    (Mount Saint Vincent University, 2021) Bu, Zihang
    This study focused on adolescents, to investigate how the COVID-19 pandemic influences their wellbeing by analyzing the content on the YouTube platform. The study also investigated if YouTube provides a helpful way to help the public to provide protocol for young people dealing with public health emergencies such as COVID-19. This study tries to answer three questions by investigating YouTube video content: 1) How is the COVID-19 pandemic influencing the life of adolescents? 2)What are adolescents' feelings when they are in "quarantine," "self-isolation," or on "stay-at-home" orders, and, 3) What kind of coping strategies did they have for dealing with the negative influence of the COVID-19 pandemic? This study applied a content analysis as the research method. This involved collecting data from the public social media platform YouTube and analyzing it by using an inductive approach that facilitated the emergence of codes and categories from the data. This study demonstrated that the COVID-19 pandemic influenced adolescents' lives in different ways, including the change of education methods, the discussion of friendship, the loss of significant life events, and increased time of using technology. The COVID-19 pandemic negatively affects the adolescents' emotions and feelings, including promoting a sense of fear, loneliness, and loss of motivation.
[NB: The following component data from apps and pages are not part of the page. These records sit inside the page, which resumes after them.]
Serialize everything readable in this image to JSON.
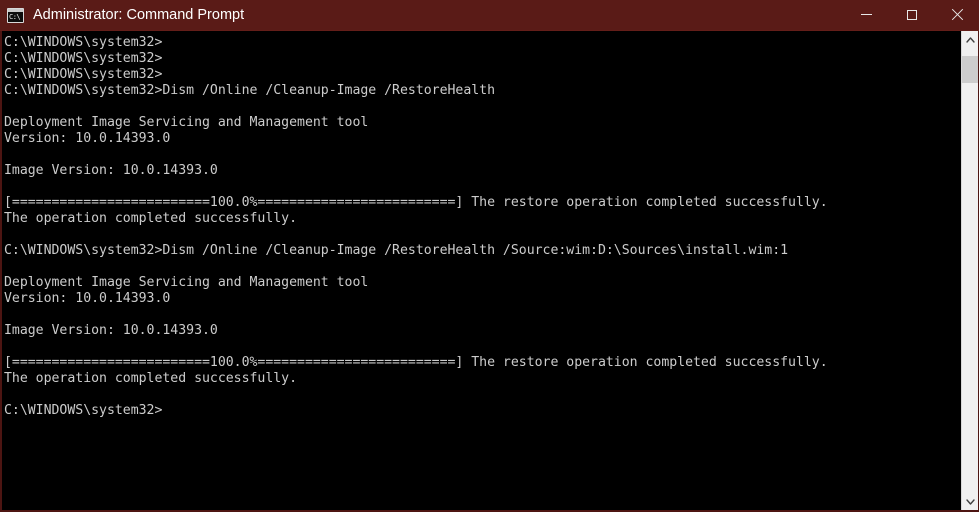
{
  "window": {
    "title": "Administrator: Command Prompt",
    "icon_name": "command-prompt-icon",
    "icon_text": "C:\\",
    "titlebar_color": "#5a1b17",
    "console_bg": "#000000",
    "console_fg": "#cccccc",
    "controls": {
      "minimize_label": "Minimize",
      "maximize_label": "Maximize",
      "close_label": "Close"
    }
  },
  "console": {
    "lines": [
      "C:\\WINDOWS\\system32>",
      "C:\\WINDOWS\\system32>",
      "C:\\WINDOWS\\system32>",
      "C:\\WINDOWS\\system32>Dism /Online /Cleanup-Image /RestoreHealth",
      "",
      "Deployment Image Servicing and Management tool",
      "Version: 10.0.14393.0",
      "",
      "Image Version: 10.0.14393.0",
      "",
      "[=========================100.0%=========================] The restore operation completed successfully.",
      "The operation completed successfully.",
      "",
      "C:\\WINDOWS\\system32>Dism /Online /Cleanup-Image /RestoreHealth /Source:wim:D:\\Sources\\install.wim:1",
      "",
      "Deployment Image Servicing and Management tool",
      "Version: 10.0.14393.0",
      "",
      "Image Version: 10.0.14393.0",
      "",
      "[=========================100.0%=========================] The restore operation completed successfully.",
      "The operation completed successfully.",
      "",
      "C:\\WINDOWS\\system32>"
    ]
  },
  "scrollbar": {
    "up_arrow": "scroll-up",
    "down_arrow": "scroll-down",
    "thumb_position_percent": 2
  }
}
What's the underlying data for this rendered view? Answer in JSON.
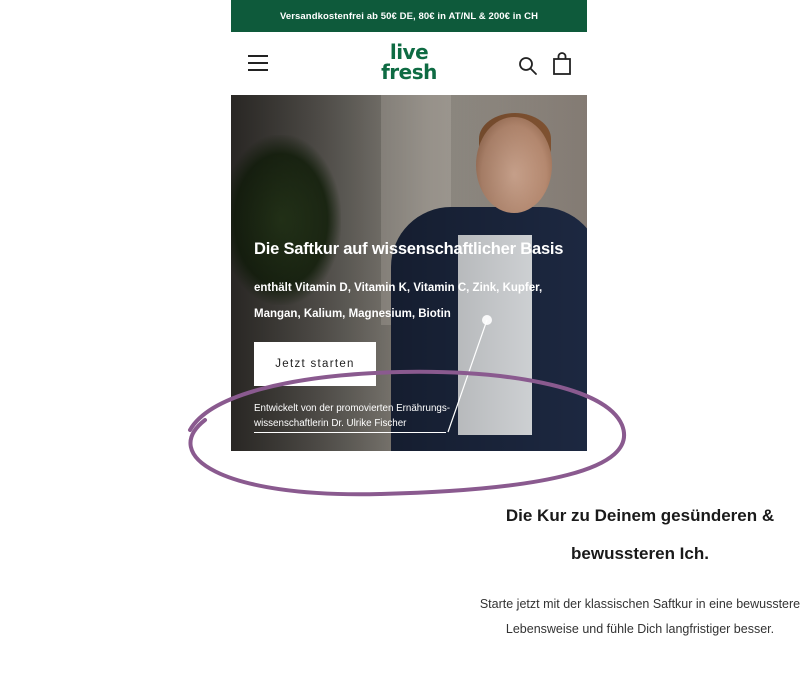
{
  "promo_bar": {
    "text": "Versandkostenfrei ab 50€ DE, 80€ in AT/NL & 200€ in CH"
  },
  "header": {
    "logo_line1": "live",
    "logo_line2": "fresh",
    "icons": {
      "menu": "menu-icon",
      "search": "search-icon",
      "cart": "shopping-bag-icon"
    }
  },
  "hero": {
    "title": "Die Saftkur auf wissenschaftlicher Basis",
    "subtitle": "enthält Vitamin D, Vitamin K, Vitamin C, Zink, Kupfer, Mangan, Kalium, Magnesium, Biotin",
    "cta_label": "Jetzt starten",
    "developer_note": "Entwickelt von der promovierten Ernährungs-wissenschaftlerin Dr. Ulrike Fischer"
  },
  "intro": {
    "title": "Die Kur zu Deinem gesünderen & bewussteren Ich.",
    "text": "Starte jetzt mit der klassischen Saftkur in eine bewusstere Lebensweise und fühle Dich langfristiger besser."
  },
  "colors": {
    "brand_green": "#0e5a3b",
    "logo_green": "#0e6b43",
    "annotation_purple": "#8a5a8f"
  }
}
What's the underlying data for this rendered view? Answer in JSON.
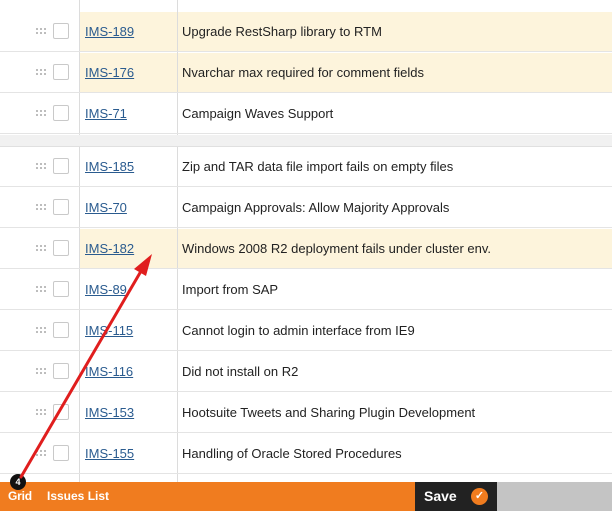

However, most adolescents have found creative ways to cope with the limitations caused by the pandemic.